* Action item: Filter the entries and keep only the lines where the string "content" appears.

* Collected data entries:
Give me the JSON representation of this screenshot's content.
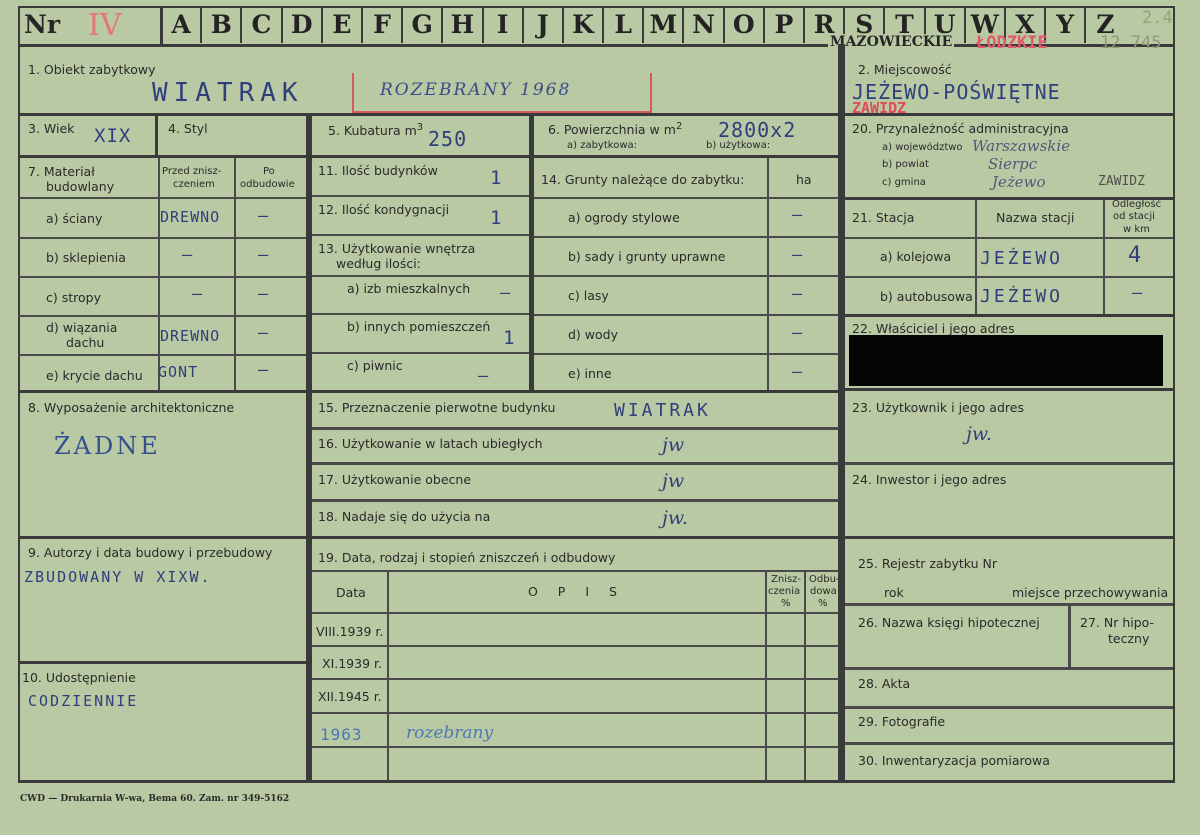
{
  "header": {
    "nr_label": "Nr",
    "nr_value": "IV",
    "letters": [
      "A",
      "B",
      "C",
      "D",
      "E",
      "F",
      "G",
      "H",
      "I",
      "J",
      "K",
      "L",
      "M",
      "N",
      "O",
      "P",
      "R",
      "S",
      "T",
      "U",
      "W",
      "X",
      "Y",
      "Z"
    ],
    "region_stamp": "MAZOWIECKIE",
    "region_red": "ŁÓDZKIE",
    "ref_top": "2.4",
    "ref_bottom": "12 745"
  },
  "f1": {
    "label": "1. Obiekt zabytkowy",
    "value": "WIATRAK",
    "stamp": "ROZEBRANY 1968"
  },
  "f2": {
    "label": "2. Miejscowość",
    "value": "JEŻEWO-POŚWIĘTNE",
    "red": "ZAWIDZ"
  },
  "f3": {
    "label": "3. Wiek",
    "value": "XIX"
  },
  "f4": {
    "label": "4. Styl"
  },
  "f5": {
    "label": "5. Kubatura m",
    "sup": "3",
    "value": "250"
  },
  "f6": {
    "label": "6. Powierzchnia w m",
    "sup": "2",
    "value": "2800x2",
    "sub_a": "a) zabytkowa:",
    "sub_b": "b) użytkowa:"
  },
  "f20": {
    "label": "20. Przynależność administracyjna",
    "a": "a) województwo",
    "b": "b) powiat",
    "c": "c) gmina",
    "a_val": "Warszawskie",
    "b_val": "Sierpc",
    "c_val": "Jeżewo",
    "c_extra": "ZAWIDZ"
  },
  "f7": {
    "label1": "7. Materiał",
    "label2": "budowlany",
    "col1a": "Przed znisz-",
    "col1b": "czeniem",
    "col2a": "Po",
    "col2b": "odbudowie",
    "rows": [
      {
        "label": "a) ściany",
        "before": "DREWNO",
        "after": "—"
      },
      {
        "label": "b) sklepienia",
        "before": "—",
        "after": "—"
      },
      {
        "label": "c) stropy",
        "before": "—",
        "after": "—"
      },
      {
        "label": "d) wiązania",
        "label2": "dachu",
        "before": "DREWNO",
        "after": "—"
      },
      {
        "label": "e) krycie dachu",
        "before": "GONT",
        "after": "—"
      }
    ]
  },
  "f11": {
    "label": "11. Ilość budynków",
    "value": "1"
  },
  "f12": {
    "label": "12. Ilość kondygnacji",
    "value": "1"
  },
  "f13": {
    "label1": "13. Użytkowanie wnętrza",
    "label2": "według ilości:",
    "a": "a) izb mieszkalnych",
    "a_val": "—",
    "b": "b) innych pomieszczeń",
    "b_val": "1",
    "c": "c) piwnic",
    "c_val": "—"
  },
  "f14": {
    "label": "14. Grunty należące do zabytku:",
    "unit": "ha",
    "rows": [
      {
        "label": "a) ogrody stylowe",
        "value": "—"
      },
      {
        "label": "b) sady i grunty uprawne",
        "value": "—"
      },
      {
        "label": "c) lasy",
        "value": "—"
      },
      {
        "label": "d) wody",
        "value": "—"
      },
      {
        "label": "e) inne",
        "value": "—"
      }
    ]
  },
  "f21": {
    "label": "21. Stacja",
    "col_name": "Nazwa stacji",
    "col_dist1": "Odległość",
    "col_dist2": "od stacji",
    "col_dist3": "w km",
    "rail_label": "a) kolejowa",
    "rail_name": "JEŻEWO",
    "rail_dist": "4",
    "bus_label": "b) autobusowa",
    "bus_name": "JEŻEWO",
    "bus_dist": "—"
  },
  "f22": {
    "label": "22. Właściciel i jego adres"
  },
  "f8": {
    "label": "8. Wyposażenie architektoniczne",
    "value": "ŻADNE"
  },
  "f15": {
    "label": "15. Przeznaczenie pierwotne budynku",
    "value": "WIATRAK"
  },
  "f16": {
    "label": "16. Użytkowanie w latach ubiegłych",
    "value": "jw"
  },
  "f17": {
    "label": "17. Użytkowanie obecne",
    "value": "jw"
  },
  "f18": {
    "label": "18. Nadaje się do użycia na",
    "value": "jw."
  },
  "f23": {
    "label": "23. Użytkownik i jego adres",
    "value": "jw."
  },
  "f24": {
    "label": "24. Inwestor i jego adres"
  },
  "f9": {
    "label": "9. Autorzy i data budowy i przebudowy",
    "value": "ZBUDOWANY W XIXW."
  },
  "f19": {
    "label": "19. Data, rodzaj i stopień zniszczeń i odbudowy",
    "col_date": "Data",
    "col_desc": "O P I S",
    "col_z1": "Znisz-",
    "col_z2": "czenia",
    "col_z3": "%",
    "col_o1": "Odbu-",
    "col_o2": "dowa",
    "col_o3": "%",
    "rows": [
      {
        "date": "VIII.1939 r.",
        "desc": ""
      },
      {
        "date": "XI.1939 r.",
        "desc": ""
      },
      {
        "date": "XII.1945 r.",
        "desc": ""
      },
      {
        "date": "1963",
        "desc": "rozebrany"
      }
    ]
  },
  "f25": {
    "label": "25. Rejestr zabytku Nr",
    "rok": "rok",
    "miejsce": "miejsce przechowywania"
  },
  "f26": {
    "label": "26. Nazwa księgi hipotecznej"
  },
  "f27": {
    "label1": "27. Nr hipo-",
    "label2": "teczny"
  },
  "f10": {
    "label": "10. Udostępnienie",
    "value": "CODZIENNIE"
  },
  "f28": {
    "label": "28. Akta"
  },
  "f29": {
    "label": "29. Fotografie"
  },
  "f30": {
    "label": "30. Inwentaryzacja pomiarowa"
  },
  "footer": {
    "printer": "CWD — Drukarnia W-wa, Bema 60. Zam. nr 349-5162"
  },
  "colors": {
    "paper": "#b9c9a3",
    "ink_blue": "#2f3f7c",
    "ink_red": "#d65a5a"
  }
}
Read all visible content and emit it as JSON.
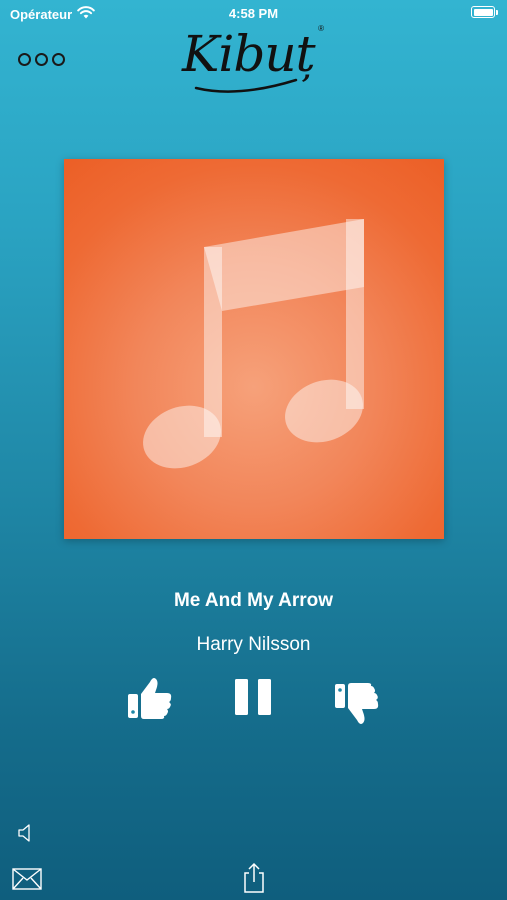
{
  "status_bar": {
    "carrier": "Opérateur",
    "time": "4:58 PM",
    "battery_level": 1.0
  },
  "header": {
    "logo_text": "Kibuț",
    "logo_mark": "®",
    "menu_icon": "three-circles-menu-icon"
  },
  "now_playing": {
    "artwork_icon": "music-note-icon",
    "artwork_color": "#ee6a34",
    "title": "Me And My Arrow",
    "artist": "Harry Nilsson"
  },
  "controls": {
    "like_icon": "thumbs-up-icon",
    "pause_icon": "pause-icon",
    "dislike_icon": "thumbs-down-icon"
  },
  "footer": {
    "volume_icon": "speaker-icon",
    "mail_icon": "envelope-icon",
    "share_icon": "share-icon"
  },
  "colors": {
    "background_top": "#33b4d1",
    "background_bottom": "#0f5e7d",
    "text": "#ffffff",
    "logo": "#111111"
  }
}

* Written answer:
Give me the JSON representation of this screenshot's content.
Read all visible content and emit it as JSON.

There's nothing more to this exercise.